• **What the task asks**: An exact copy of every entry is needed, without the pictures.

[Component data from apps and pages]
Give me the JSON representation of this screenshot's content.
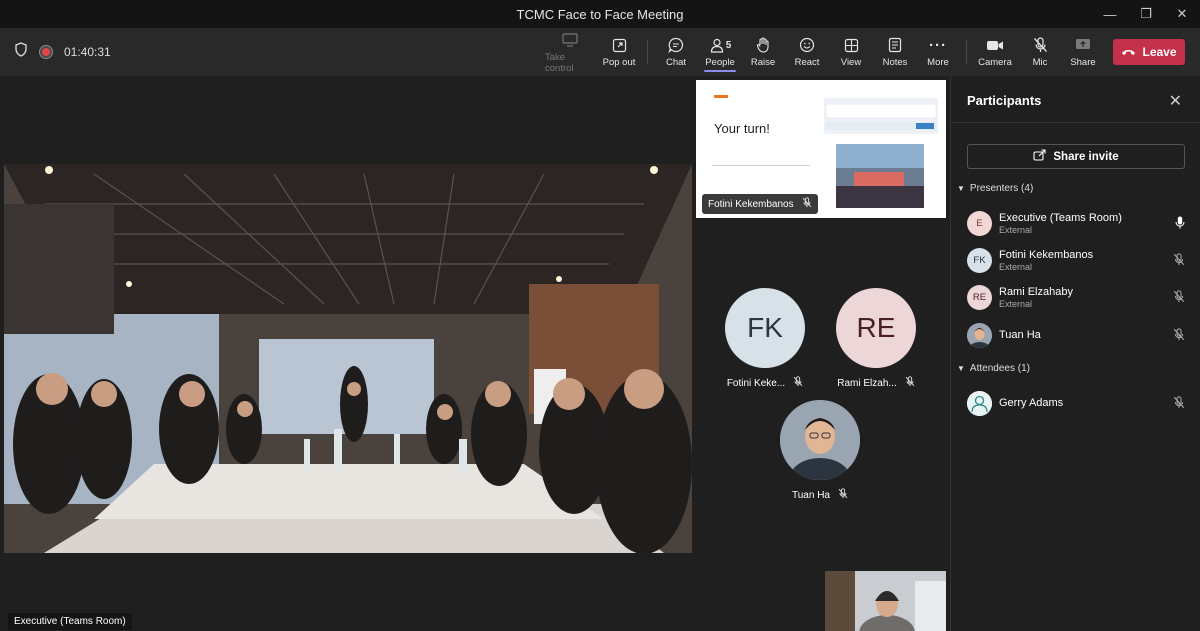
{
  "window": {
    "title": "TCMC Face to Face Meeting"
  },
  "toolbar": {
    "timer": "01:40:31",
    "buttons": {
      "take_control": "Take control",
      "pop_out": "Pop out",
      "chat": "Chat",
      "people": "People",
      "people_count": "5",
      "raise": "Raise",
      "react": "React",
      "view": "View",
      "notes": "Notes",
      "more": "More",
      "camera": "Camera",
      "mic": "Mic",
      "share": "Share"
    },
    "leave_label": "Leave",
    "leave_color": "#c4314b",
    "active_indicator_color": "#8b8cf0"
  },
  "stage": {
    "main_video_label": "Executive (Teams Room)",
    "shared_content": {
      "slide_text": "Your turn!",
      "presenter_name": "Fotini Kekembanos"
    },
    "tiles": [
      {
        "initials": "FK",
        "name": "Fotini Keke...",
        "bg": "#d6e1e8",
        "fg": "#2a3642"
      },
      {
        "initials": "RE",
        "name": "Rami Elzah...",
        "bg": "#ecd6d8",
        "fg": "#4a1f25"
      },
      {
        "initials": "",
        "name": "Tuan Ha",
        "bg": "#8a95a3",
        "fg": "#ffffff"
      }
    ]
  },
  "participants": {
    "title": "Participants",
    "share_invite": "Share invite",
    "presenters_label": "Presenters (4)",
    "attendees_label": "Attendees (1)",
    "presenters": [
      {
        "initials": "E",
        "name": "Executive (Teams Room)",
        "sub": "External",
        "bg": "#f1d8d4",
        "mic": "on"
      },
      {
        "initials": "FK",
        "name": "Fotini Kekembanos",
        "sub": "External",
        "bg": "#d6e1e8",
        "mic": "off"
      },
      {
        "initials": "RE",
        "name": "Rami Elzahaby",
        "sub": "External",
        "bg": "#ecd6d8",
        "mic": "off"
      },
      {
        "initials": "",
        "name": "Tuan Ha",
        "sub": "",
        "bg": "#8a95a3",
        "mic": "off"
      }
    ],
    "attendees": [
      {
        "initials": "",
        "name": "Gerry Adams",
        "sub": "",
        "bg": "#eaf4f4",
        "mic": "off"
      }
    ]
  }
}
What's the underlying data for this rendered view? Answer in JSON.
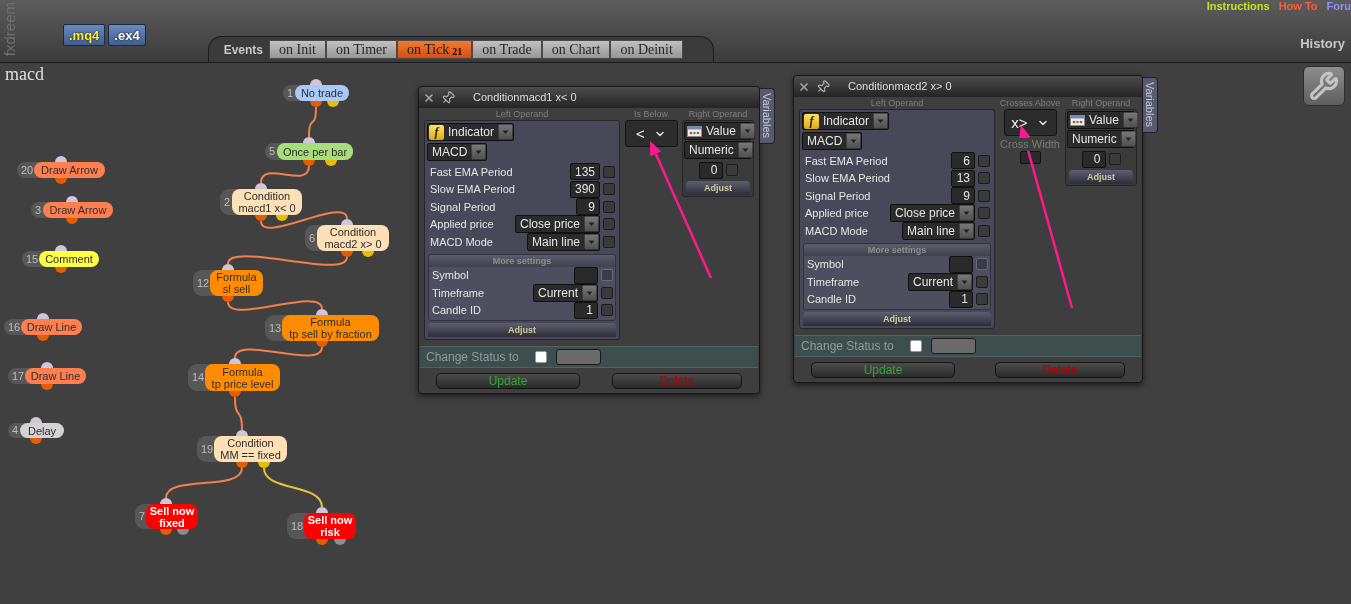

• **Answer to the problem**:
Give me the JSON representation of this screenshot's content.
{
  "window": {
    "title": "TCMC Face to Face Meeting"
  },
  "toolbar": {
    "timer": "01:40:31",
    "buttons": {
      "take_control": "Take control",
      "pop_out": "Pop out",
      "chat": "Chat",
      "people": "People",
      "people_count": "5",
      "raise": "Raise",
      "react": "React",
      "view": "View",
      "notes": "Notes",
      "more": "More",
      "camera": "Camera",
      "mic": "Mic",
      "share": "Share"
    },
    "leave_label": "Leave",
    "leave_color": "#c4314b",
    "active_indicator_color": "#8b8cf0"
  },
  "stage": {
    "main_video_label": "Executive (Teams Room)",
    "shared_content": {
      "slide_text": "Your turn!",
      "presenter_name": "Fotini Kekembanos"
    },
    "tiles": [
      {
        "initials": "FK",
        "name": "Fotini Keke...",
        "bg": "#d6e1e8",
        "fg": "#2a3642"
      },
      {
        "initials": "RE",
        "name": "Rami Elzah...",
        "bg": "#ecd6d8",
        "fg": "#4a1f25"
      },
      {
        "initials": "",
        "name": "Tuan Ha",
        "bg": "#8a95a3",
        "fg": "#ffffff"
      }
    ]
  },
  "participants": {
    "title": "Participants",
    "share_invite": "Share invite",
    "presenters_label": "Presenters (4)",
    "attendees_label": "Attendees (1)",
    "presenters": [
      {
        "initials": "E",
        "name": "Executive (Teams Room)",
        "sub": "External",
        "bg": "#f1d8d4",
        "mic": "on"
      },
      {
        "initials": "FK",
        "name": "Fotini Kekembanos",
        "sub": "External",
        "bg": "#d6e1e8",
        "mic": "off"
      },
      {
        "initials": "RE",
        "name": "Rami Elzahaby",
        "sub": "External",
        "bg": "#ecd6d8",
        "mic": "off"
      },
      {
        "initials": "",
        "name": "Tuan Ha",
        "sub": "",
        "bg": "#8a95a3",
        "mic": "off"
      }
    ],
    "attendees": [
      {
        "initials": "",
        "name": "Gerry Adams",
        "sub": "",
        "bg": "#eaf4f4",
        "mic": "off"
      }
    ]
  }
}
What's the underlying data for this rendered view? Answer in JSON.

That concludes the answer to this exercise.